● **PROBLEM TO WORK ON**
An acceptable answer contains each line of the material, unchanged.

● **EXTRACTED RECORDS**
---+---

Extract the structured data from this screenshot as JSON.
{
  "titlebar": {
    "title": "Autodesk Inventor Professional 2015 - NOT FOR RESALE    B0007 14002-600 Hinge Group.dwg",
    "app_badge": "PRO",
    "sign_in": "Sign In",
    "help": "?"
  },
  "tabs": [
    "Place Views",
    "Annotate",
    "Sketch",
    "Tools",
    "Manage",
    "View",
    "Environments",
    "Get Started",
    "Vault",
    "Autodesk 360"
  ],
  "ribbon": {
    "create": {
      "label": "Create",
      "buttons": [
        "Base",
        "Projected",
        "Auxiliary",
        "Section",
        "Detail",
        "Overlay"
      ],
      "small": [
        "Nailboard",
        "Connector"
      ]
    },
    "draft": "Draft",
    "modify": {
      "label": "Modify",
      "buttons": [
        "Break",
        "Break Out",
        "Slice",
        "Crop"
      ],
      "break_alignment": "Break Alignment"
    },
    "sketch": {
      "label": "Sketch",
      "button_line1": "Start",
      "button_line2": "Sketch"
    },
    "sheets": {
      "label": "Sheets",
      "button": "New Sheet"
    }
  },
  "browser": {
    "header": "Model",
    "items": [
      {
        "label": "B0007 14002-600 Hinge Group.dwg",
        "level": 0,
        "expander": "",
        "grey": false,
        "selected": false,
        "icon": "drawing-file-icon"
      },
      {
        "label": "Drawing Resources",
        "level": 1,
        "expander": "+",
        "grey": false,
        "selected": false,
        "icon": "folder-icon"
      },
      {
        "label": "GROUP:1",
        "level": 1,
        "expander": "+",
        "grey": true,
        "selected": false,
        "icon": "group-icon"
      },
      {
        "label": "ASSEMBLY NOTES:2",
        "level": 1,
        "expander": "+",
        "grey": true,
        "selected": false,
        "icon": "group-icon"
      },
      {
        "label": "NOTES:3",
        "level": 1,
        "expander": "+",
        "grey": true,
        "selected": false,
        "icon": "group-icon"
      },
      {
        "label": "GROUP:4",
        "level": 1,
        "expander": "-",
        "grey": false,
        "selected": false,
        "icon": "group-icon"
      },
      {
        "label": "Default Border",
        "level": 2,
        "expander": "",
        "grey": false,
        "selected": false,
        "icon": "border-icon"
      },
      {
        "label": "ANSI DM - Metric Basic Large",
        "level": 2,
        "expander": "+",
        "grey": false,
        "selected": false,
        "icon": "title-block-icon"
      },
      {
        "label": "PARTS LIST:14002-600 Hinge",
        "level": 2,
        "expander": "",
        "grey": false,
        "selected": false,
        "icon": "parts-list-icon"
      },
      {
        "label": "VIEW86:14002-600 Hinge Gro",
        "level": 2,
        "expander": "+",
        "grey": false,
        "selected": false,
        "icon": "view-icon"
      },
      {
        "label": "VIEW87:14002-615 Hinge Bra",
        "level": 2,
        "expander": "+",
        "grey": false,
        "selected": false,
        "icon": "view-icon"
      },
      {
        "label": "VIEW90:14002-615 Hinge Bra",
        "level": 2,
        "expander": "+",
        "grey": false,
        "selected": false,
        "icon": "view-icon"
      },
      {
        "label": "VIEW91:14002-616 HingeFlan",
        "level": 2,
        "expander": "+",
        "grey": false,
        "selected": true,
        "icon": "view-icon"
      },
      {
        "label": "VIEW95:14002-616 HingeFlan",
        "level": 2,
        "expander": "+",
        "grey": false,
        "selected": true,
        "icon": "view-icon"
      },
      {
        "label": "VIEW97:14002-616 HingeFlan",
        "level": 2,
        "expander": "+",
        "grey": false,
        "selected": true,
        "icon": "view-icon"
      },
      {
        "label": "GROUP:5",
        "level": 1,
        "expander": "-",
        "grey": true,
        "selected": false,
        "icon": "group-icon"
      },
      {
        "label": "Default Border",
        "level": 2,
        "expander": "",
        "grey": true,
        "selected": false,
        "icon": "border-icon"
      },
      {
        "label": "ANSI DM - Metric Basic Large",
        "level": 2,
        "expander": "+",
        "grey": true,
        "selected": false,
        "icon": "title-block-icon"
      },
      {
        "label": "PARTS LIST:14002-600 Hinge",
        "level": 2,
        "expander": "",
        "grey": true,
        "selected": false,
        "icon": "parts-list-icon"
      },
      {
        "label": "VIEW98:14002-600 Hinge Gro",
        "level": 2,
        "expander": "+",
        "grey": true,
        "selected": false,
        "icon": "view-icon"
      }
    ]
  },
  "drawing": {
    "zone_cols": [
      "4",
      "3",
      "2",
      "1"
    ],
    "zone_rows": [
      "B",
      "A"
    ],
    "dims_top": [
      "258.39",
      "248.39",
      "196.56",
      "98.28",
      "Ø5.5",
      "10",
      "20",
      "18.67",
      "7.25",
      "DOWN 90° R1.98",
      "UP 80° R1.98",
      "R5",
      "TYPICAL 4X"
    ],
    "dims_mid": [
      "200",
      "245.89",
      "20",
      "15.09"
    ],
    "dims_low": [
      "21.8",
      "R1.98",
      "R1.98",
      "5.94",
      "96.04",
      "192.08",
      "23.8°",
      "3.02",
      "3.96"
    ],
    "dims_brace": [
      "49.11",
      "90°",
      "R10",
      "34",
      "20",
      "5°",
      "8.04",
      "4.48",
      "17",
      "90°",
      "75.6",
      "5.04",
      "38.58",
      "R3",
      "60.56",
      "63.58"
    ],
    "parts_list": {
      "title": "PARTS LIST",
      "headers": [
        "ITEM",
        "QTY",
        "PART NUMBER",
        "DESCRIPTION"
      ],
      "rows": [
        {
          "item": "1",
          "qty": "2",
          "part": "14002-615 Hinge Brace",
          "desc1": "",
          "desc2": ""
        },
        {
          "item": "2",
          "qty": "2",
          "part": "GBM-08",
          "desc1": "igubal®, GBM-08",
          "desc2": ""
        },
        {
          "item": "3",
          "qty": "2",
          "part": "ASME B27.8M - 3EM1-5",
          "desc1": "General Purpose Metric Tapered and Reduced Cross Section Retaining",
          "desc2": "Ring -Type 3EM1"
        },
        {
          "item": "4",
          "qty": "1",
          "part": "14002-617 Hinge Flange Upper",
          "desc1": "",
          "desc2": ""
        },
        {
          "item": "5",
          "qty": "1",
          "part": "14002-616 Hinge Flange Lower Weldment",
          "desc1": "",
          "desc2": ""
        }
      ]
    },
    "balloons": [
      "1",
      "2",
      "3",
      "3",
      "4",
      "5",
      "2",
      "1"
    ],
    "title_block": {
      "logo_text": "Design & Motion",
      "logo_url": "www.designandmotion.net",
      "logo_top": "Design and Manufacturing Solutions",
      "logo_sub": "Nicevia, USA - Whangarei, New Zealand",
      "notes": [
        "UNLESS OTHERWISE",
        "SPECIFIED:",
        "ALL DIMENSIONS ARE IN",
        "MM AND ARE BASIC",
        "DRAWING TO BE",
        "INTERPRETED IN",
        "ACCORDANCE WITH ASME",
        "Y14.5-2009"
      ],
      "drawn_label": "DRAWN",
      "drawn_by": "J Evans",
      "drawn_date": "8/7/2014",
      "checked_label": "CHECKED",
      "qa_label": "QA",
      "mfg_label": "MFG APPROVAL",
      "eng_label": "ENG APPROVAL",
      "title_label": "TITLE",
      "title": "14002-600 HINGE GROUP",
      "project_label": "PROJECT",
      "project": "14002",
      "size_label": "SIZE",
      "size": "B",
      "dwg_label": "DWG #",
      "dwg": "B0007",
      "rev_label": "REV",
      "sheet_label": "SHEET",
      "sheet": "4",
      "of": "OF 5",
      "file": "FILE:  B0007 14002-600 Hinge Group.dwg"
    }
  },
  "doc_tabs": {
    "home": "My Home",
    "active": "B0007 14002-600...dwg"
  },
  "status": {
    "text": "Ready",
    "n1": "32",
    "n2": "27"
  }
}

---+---

● **COMPLETED EXERCISE**
Extract the structured data from this screenshot as JSON.
{
  "titlebar": {
    "title": "Autodesk Inventor Professional 2015 - NOT FOR RESALE    B0007 14002-600 Hinge Group.dwg",
    "app_badge": "PRO",
    "sign_in": "Sign In",
    "help": "?"
  },
  "tabs": [
    "Place Views",
    "Annotate",
    "Sketch",
    "Tools",
    "Manage",
    "View",
    "Environments",
    "Get Started",
    "Vault",
    "Autodesk 360"
  ],
  "ribbon": {
    "create": {
      "label": "Create",
      "buttons": [
        "Base",
        "Projected",
        "Auxiliary",
        "Section",
        "Detail",
        "Overlay"
      ],
      "small": [
        "Nailboard",
        "Connector"
      ]
    },
    "draft": "Draft",
    "modify": {
      "label": "Modify",
      "buttons": [
        "Break",
        "Break Out",
        "Slice",
        "Crop"
      ],
      "break_alignment": "Break Alignment"
    },
    "sketch": {
      "label": "Sketch",
      "button_line1": "Start",
      "button_line2": "Sketch"
    },
    "sheets": {
      "label": "Sheets",
      "button": "New Sheet"
    }
  },
  "browser": {
    "header": "Model",
    "items": [
      {
        "label": "B0007 14002-600 Hinge Group.dwg",
        "level": 0,
        "expander": "",
        "grey": false,
        "selected": false,
        "icon": "drawing-file-icon"
      },
      {
        "label": "Drawing Resources",
        "level": 1,
        "expander": "+",
        "grey": false,
        "selected": false,
        "icon": "folder-icon"
      },
      {
        "label": "GROUP:1",
        "level": 1,
        "expander": "+",
        "grey": true,
        "selected": false,
        "icon": "group-icon"
      },
      {
        "label": "ASSEMBLY NOTES:2",
        "level": 1,
        "expander": "+",
        "grey": true,
        "selected": false,
        "icon": "group-icon"
      },
      {
        "label": "NOTES:3",
        "level": 1,
        "expander": "+",
        "grey": true,
        "selected": false,
        "icon": "group-icon"
      },
      {
        "label": "GROUP:4",
        "level": 1,
        "expander": "-",
        "grey": false,
        "selected": false,
        "icon": "group-icon"
      },
      {
        "label": "Default Border",
        "level": 2,
        "expander": "",
        "grey": false,
        "selected": false,
        "icon": "border-icon"
      },
      {
        "label": "ANSI DM - Metric Basic Large",
        "level": 2,
        "expander": "+",
        "grey": false,
        "selected": false,
        "icon": "title-block-icon"
      },
      {
        "label": "PARTS LIST:14002-600 Hinge",
        "level": 2,
        "expander": "",
        "grey": false,
        "selected": false,
        "icon": "parts-list-icon"
      },
      {
        "label": "VIEW86:14002-600 Hinge Gro",
        "level": 2,
        "expander": "+",
        "grey": false,
        "selected": false,
        "icon": "view-icon"
      },
      {
        "label": "VIEW87:14002-615 Hinge Bra",
        "level": 2,
        "expander": "+",
        "grey": false,
        "selected": false,
        "icon": "view-icon"
      },
      {
        "label": "VIEW90:14002-615 Hinge Bra",
        "level": 2,
        "expander": "+",
        "grey": false,
        "selected": false,
        "icon": "view-icon"
      },
      {
        "label": "VIEW91:14002-616 HingeFlan",
        "level": 2,
        "expander": "+",
        "grey": false,
        "selected": true,
        "icon": "view-icon"
      },
      {
        "label": "VIEW95:14002-616 HingeFlan",
        "level": 2,
        "expander": "+",
        "grey": false,
        "selected": true,
        "icon": "view-icon"
      },
      {
        "label": "VIEW97:14002-616 HingeFlan",
        "level": 2,
        "expander": "+",
        "grey": false,
        "selected": true,
        "icon": "view-icon"
      },
      {
        "label": "GROUP:5",
        "level": 1,
        "expander": "-",
        "grey": true,
        "selected": false,
        "icon": "group-icon"
      },
      {
        "label": "Default Border",
        "level": 2,
        "expander": "",
        "grey": true,
        "selected": false,
        "icon": "border-icon"
      },
      {
        "label": "ANSI DM - Metric Basic Large",
        "level": 2,
        "expander": "+",
        "grey": true,
        "selected": false,
        "icon": "title-block-icon"
      },
      {
        "label": "PARTS LIST:14002-600 Hinge",
        "level": 2,
        "expander": "",
        "grey": true,
        "selected": false,
        "icon": "parts-list-icon"
      },
      {
        "label": "VIEW98:14002-600 Hinge Gro",
        "level": 2,
        "expander": "+",
        "grey": true,
        "selected": false,
        "icon": "view-icon"
      }
    ]
  },
  "drawing": {
    "zone_cols": [
      "4",
      "3",
      "2",
      "1"
    ],
    "zone_rows": [
      "B",
      "A"
    ],
    "dims_top": [
      "258.39",
      "248.39",
      "196.56",
      "98.28",
      "Ø5.5",
      "10",
      "20",
      "18.67",
      "7.25",
      "DOWN 90° R1.98",
      "UP 80° R1.98",
      "R5",
      "TYPICAL 4X"
    ],
    "dims_mid": [
      "200",
      "245.89",
      "20",
      "15.09"
    ],
    "dims_low": [
      "21.8",
      "R1.98",
      "R1.98",
      "5.94",
      "96.04",
      "192.08",
      "23.8°",
      "3.02",
      "3.96"
    ],
    "dims_brace": [
      "49.11",
      "90°",
      "R10",
      "34",
      "20",
      "5°",
      "8.04",
      "4.48",
      "17",
      "90°",
      "75.6",
      "5.04",
      "38.58",
      "R3",
      "60.56",
      "63.58"
    ],
    "parts_list": {
      "title": "PARTS LIST",
      "headers": [
        "ITEM",
        "QTY",
        "PART NUMBER",
        "DESCRIPTION"
      ],
      "rows": [
        {
          "item": "1",
          "qty": "2",
          "part": "14002-615 Hinge Brace",
          "desc1": "",
          "desc2": ""
        },
        {
          "item": "2",
          "qty": "2",
          "part": "GBM-08",
          "desc1": "igubal®, GBM-08",
          "desc2": ""
        },
        {
          "item": "3",
          "qty": "2",
          "part": "ASME B27.8M - 3EM1-5",
          "desc1": "General Purpose Metric Tapered and Reduced Cross Section Retaining",
          "desc2": "Ring -Type 3EM1"
        },
        {
          "item": "4",
          "qty": "1",
          "part": "14002-617 Hinge Flange Upper",
          "desc1": "",
          "desc2": ""
        },
        {
          "item": "5",
          "qty": "1",
          "part": "14002-616 Hinge Flange Lower Weldment",
          "desc1": "",
          "desc2": ""
        }
      ]
    },
    "balloons": [
      "1",
      "2",
      "3",
      "3",
      "4",
      "5",
      "2",
      "1"
    ],
    "title_block": {
      "logo_text": "Design & Motion",
      "logo_url": "www.designandmotion.net",
      "logo_top": "Design and Manufacturing Solutions",
      "logo_sub": "Nicevia, USA - Whangarei, New Zealand",
      "notes": [
        "UNLESS OTHERWISE",
        "SPECIFIED:",
        "ALL DIMENSIONS ARE IN",
        "MM AND ARE BASIC",
        "DRAWING TO BE",
        "INTERPRETED IN",
        "ACCORDANCE WITH ASME",
        "Y14.5-2009"
      ],
      "drawn_label": "DRAWN",
      "drawn_by": "J Evans",
      "drawn_date": "8/7/2014",
      "checked_label": "CHECKED",
      "qa_label": "QA",
      "mfg_label": "MFG APPROVAL",
      "eng_label": "ENG APPROVAL",
      "title_label": "TITLE",
      "title": "14002-600 HINGE GROUP",
      "project_label": "PROJECT",
      "project": "14002",
      "size_label": "SIZE",
      "size": "B",
      "dwg_label": "DWG #",
      "dwg": "B0007",
      "rev_label": "REV",
      "sheet_label": "SHEET",
      "sheet": "4",
      "of": "OF 5",
      "file": "FILE:  B0007 14002-600 Hinge Group.dwg"
    }
  },
  "doc_tabs": {
    "home": "My Home",
    "active": "B0007 14002-600...dwg"
  },
  "status": {
    "text": "Ready",
    "n1": "32",
    "n2": "27"
  }
}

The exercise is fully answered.